An intriguing smart-toy dubbed Moff officially launched here in Japan last week, getting attention from several media outlets leading up to its release. It’s a wearable wristband device that lets kids play using physical motion to create sound effects for any object they might be holding. You can get a better idea for how that works in the video below.
Moff is developed by a team organized at a local hackathon event in Osaka. The team participated in last year’s SF Japan Night where they pitched their product. At that time, Moff was a toy that attached to other toys, but after making improvements, they turned it into a wearable device.
Moff CEO Akinori Takahagi came up with the idea when he was examining the way kids play with toys:
Kids get bored with new toys so quickly. And parents just repeat buying and throwing toys away. It’s a waste of money. To solve this issue, I came up with the idea for a device that lets kids play in many ways depending on their imagination.
The Moff wristband connects to a smartphone or a tablet device through BLE. When Moff turns on, the app on the connected device generates sounds corresponding to the motion of your hand. It could be sound effects, voices, or background music. So for example, it could be the sound of a guitar, a ray gun, or even a even a Star Wars lightsaber.
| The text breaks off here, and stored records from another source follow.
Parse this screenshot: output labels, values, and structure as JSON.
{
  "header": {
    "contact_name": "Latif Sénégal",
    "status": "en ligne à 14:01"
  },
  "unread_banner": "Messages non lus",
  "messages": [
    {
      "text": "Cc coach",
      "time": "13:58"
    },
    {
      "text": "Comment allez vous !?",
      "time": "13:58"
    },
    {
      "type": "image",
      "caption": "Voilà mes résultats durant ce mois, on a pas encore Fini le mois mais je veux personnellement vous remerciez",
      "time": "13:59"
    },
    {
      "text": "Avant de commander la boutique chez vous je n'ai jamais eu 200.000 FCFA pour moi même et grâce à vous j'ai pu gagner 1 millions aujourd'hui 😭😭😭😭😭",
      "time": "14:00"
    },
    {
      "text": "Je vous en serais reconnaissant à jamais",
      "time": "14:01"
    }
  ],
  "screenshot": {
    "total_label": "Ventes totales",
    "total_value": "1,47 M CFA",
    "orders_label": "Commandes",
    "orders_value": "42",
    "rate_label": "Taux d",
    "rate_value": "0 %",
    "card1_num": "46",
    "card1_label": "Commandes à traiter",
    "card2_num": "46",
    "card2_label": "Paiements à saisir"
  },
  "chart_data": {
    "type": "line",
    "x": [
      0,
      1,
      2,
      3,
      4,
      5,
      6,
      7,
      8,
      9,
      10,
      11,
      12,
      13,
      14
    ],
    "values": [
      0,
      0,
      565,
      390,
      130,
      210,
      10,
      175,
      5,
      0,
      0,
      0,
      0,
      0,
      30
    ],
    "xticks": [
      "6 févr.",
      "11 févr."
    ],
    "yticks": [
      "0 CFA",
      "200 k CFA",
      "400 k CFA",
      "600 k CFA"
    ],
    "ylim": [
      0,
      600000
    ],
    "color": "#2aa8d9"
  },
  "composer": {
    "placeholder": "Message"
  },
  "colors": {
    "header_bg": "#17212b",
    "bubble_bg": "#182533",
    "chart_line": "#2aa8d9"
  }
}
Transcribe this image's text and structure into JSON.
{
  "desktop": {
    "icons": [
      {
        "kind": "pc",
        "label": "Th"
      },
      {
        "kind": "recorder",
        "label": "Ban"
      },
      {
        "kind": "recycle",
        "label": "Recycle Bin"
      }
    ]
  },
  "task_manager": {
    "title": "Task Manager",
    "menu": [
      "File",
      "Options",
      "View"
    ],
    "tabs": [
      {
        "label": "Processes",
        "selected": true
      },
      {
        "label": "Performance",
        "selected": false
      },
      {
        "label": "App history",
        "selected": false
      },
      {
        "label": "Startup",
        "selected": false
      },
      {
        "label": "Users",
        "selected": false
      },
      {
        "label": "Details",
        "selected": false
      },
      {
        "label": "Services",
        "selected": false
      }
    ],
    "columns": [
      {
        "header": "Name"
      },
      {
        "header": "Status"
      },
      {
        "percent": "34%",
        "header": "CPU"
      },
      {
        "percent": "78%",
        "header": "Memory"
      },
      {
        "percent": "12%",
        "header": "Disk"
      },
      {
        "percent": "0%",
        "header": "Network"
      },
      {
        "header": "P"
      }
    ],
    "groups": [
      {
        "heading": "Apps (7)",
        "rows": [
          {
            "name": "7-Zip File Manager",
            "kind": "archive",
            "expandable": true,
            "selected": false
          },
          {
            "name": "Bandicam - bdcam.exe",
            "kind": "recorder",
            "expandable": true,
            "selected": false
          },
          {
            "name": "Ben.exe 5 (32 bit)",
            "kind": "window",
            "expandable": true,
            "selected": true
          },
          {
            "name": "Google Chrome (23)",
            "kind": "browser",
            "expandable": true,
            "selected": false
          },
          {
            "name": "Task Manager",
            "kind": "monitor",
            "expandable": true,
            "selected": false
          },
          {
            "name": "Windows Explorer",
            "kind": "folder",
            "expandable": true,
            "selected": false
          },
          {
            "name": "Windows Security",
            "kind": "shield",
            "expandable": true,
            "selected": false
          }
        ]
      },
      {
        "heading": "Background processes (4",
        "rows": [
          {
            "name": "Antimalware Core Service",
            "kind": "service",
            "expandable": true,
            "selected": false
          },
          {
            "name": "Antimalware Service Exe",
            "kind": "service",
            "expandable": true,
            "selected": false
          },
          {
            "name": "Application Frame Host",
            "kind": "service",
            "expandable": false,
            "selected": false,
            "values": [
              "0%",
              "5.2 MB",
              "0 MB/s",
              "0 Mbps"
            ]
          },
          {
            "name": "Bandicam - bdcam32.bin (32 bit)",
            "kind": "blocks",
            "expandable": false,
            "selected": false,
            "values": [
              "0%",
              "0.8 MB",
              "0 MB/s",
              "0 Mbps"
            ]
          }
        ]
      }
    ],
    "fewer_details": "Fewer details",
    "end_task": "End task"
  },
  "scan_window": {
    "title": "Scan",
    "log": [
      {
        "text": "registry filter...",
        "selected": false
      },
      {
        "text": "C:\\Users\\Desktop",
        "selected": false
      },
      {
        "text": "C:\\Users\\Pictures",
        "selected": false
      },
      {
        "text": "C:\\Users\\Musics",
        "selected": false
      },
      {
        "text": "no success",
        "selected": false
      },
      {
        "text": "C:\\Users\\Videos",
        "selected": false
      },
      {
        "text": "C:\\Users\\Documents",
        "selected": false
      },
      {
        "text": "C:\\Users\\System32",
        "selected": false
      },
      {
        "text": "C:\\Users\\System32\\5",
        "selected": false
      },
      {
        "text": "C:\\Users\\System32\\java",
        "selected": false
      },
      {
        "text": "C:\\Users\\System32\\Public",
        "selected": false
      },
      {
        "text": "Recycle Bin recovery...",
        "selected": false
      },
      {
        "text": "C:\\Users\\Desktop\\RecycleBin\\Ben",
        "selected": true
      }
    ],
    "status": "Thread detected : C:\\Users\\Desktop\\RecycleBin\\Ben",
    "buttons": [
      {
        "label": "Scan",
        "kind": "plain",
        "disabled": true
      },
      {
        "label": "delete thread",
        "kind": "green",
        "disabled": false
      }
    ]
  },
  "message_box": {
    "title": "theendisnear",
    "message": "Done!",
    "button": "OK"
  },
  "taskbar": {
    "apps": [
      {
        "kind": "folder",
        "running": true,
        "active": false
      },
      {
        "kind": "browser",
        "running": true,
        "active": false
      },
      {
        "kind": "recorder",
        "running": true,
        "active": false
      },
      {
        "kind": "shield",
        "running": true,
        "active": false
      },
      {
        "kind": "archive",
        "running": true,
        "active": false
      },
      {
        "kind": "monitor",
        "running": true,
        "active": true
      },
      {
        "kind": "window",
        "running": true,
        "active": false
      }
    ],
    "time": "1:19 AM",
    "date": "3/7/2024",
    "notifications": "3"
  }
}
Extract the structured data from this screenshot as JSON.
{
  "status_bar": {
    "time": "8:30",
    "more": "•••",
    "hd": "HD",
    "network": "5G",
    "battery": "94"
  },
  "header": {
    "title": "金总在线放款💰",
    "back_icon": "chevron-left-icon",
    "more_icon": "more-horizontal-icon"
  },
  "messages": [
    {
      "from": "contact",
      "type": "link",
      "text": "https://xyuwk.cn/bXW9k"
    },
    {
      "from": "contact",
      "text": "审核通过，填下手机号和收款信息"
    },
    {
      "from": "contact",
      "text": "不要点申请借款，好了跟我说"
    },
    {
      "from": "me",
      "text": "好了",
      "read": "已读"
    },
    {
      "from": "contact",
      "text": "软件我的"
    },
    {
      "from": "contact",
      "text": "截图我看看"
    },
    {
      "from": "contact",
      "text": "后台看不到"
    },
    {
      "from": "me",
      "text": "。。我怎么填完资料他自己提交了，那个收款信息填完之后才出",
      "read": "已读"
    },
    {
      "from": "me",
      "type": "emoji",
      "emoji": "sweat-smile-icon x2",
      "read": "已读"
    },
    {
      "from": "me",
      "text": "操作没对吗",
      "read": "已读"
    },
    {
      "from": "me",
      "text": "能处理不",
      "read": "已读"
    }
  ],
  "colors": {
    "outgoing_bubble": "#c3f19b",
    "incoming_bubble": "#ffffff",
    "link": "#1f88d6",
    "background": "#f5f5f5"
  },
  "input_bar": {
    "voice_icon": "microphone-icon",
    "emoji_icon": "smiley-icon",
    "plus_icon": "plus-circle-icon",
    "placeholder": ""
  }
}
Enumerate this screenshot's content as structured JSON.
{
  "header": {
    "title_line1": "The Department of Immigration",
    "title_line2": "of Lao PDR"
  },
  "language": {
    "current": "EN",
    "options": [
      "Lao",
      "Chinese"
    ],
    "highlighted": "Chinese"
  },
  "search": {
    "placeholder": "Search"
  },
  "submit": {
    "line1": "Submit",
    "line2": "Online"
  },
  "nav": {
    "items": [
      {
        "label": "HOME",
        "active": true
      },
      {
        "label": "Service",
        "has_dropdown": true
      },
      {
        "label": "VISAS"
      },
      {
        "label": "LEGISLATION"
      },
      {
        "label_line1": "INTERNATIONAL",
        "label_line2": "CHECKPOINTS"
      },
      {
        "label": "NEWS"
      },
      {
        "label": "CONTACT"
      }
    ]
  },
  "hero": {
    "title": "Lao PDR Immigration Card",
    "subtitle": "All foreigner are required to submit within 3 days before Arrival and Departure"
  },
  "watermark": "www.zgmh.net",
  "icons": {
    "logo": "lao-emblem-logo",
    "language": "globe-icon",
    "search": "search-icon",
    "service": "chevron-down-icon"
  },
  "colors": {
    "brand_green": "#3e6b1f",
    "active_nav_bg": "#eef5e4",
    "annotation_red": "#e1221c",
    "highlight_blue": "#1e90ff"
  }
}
Moff uses a three-axis accelerometer and gyroscope. These sensors recognize your physical motion and generate sound accordingly. Data is accumulated in the cloud, and the team hopes to utilize this data to improve the device’s precision and complex motion. They are also considering offering a SDK and making a developer´s platform.
The device is covered with silicon and its battery is said to last for about 40 to 50 hours, and can be replaced by the user if it wears out. The wrist band can be adjusted for various sizes.
Takahagi explained about the pricing:
We are thinking to make it around 3000 to 4000 yen (or about $30 to $40). Regarding production, we decided to outsource to a factory that develops BLE equipment in-house. Normal factories purchase BLE equipment and use it to create products, which increases their costs. But we can reduce costs by working with factories that make BLE equipment on their own. We aim to minimize the cost and charge for content like extra sounds within the app.
Moff plans to show their product at events in March and April, such as at Mobile World Congress and SXSW. The company plans to fundraise for development in March through crowdfunding. Their first production lot is scheduled to be available in July or August of this year.